Problem: I would like you to restate each record word for word.

Data under study:
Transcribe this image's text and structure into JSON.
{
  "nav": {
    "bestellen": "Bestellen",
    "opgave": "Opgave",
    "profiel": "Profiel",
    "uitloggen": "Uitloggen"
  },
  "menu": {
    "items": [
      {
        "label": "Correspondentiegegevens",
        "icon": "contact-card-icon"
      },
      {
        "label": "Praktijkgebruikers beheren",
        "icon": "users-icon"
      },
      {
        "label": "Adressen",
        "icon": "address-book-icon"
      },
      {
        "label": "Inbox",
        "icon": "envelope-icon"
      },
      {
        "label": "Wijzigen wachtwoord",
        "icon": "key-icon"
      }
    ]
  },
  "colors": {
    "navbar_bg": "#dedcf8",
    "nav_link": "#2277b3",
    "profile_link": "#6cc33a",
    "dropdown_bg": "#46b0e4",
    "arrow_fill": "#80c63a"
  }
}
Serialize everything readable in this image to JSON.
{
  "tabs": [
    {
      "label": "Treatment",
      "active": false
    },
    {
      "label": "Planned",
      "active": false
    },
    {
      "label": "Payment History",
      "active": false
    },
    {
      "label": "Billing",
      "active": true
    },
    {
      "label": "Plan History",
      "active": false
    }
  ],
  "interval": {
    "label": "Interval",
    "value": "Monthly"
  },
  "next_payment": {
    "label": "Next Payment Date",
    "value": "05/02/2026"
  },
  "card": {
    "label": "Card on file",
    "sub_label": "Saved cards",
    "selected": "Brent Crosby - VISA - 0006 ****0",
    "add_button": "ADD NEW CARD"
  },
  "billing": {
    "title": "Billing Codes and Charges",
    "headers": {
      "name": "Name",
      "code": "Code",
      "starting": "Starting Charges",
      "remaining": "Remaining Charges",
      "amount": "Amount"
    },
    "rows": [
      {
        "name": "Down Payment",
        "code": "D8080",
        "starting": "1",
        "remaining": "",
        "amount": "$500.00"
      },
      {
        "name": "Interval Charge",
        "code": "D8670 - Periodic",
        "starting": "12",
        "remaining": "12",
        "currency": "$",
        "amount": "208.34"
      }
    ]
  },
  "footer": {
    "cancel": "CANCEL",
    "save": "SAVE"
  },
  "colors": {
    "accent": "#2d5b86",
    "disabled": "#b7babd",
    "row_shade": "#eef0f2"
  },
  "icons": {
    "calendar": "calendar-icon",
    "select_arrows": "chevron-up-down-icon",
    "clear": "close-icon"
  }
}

Exercise solution:
Transcribe this image's text and structure into JSON.
{
  "nav": {
    "bestellen": "Bestellen",
    "opgave": "Opgave",
    "profiel": "Profiel",
    "uitloggen": "Uitloggen"
  },
  "menu": {
    "items": [
      {
        "label": "Correspondentiegegevens",
        "icon": "contact-card-icon"
      },
      {
        "label": "Praktijkgebruikers beheren",
        "icon": "users-icon"
      },
      {
        "label": "Adressen",
        "icon": "address-book-icon"
      },
      {
        "label": "Inbox",
        "icon": "envelope-icon"
      },
      {
        "label": "Wijzigen wachtwoord",
        "icon": "key-icon"
      }
    ]
  },
  "colors": {
    "navbar_bg": "#dedcf8",
    "nav_link": "#2277b3",
    "profile_link": "#6cc33a",
    "dropdown_bg": "#46b0e4",
    "arrow_fill": "#80c63a"
  }
}
Serialize everything readable in this image to JSON.
{
  "tabs": [
    {
      "label": "Treatment",
      "active": false
    },
    {
      "label": "Planned",
      "active": false
    },
    {
      "label": "Payment History",
      "active": false
    },
    {
      "label": "Billing",
      "active": true
    },
    {
      "label": "Plan History",
      "active": false
    }
  ],
  "interval": {
    "label": "Interval",
    "value": "Monthly"
  },
  "next_payment": {
    "label": "Next Payment Date",
    "value": "05/02/2026"
  },
  "card": {
    "label": "Card on file",
    "sub_label": "Saved cards",
    "selected": "Brent Crosby - VISA - 0006 ****0",
    "add_button": "ADD NEW CARD"
  },
  "billing": {
    "title": "Billing Codes and Charges",
    "headers": {
      "name": "Name",
      "code": "Code",
      "starting": "Starting Charges",
      "remaining": "Remaining Charges",
      "amount": "Amount"
    },
    "rows": [
      {
        "name": "Down Payment",
        "code": "D8080",
        "starting": "1",
        "remaining": "",
        "amount": "$500.00"
      },
      {
        "name": "Interval Charge",
        "code": "D8670 - Periodic",
        "starting": "12",
        "remaining": "12",
        "currency": "$",
        "amount": "208.34"
      }
    ]
  },
  "footer": {
    "cancel": "CANCEL",
    "save": "SAVE"
  },
  "colors": {
    "accent": "#2d5b86",
    "disabled": "#b7babd",
    "row_shade": "#eef0f2"
  },
  "icons": {
    "calendar": "calendar-icon",
    "select_arrows": "chevron-up-down-icon",
    "clear": "close-icon"
  }
}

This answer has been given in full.